Governor Christie will deliver the final budget proposal of his time in office when he speaks at another joint session of the New Jersey legislature next month.
Senate Budget Committee chairman Paul Sarlo says the governor did not give many indications in his state-of-the-state speech about any new policy proposals that might be included in the budget plan.
"Maybe in big tones, hey, we're going to deal with school funding this year or we're going to make the sure the TTF works, things of that nature, but he didn't show his cards at all on the budgetary matters. So we'll stay tuned for another month."
Monmouth University political analyst Patrick Murray doesn't expect Christie to urge bold new spending initiatives.
"I think the budget will probably be a couple of band aids in order to keep the dike from bursting before he gets out of office in January of 2018. I think it will probably be driven by the Democrats in the legislature in terms of if there is any major policy change or shifts, it will come from them."
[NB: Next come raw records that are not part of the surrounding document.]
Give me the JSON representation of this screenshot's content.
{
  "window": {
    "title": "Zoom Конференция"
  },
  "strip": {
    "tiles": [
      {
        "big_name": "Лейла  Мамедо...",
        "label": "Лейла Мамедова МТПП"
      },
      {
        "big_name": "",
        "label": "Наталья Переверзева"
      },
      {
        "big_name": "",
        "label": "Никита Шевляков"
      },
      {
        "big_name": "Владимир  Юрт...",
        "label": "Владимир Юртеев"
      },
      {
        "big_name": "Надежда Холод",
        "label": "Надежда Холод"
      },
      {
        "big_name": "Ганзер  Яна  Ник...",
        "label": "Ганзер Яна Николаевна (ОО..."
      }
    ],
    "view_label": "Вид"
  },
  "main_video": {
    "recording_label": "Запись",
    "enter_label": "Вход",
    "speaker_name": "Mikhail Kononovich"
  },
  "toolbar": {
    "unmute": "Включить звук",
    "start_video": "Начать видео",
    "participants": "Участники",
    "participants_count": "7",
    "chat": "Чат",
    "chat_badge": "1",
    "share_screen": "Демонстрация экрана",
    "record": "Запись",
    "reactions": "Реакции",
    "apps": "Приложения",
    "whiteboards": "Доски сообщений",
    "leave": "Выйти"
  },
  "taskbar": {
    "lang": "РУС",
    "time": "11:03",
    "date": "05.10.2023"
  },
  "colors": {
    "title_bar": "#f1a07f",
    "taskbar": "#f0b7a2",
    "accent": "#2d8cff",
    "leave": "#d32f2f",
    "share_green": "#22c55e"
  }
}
Murray believes Democrats who control the legislature may be more concerned with how they’ll deal with the next governor.
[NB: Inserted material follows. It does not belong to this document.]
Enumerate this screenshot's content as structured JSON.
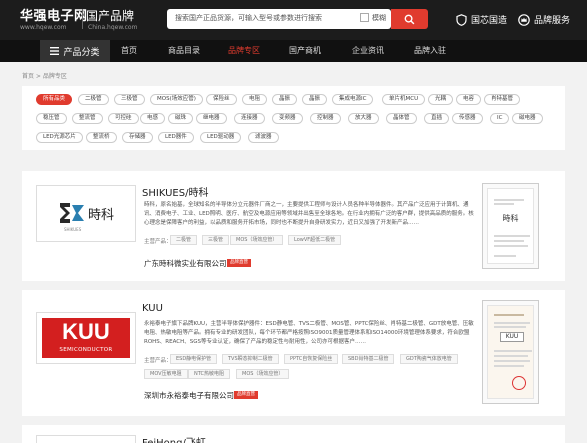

“Leaders in the legislature want to maintain their leadership status. So, they’re jockeying to figure out how they can maintain that in the context of putting out a couple of new items that they think will lead them in to the next term, which they hope is a Democratic governor.”
Christie hinted in his state-of-the-state speech that he'll propose more changes to the public employee pension system in February, but Senate President Steve Sweeney says the governor hasn't told lawmakers what those changes might be.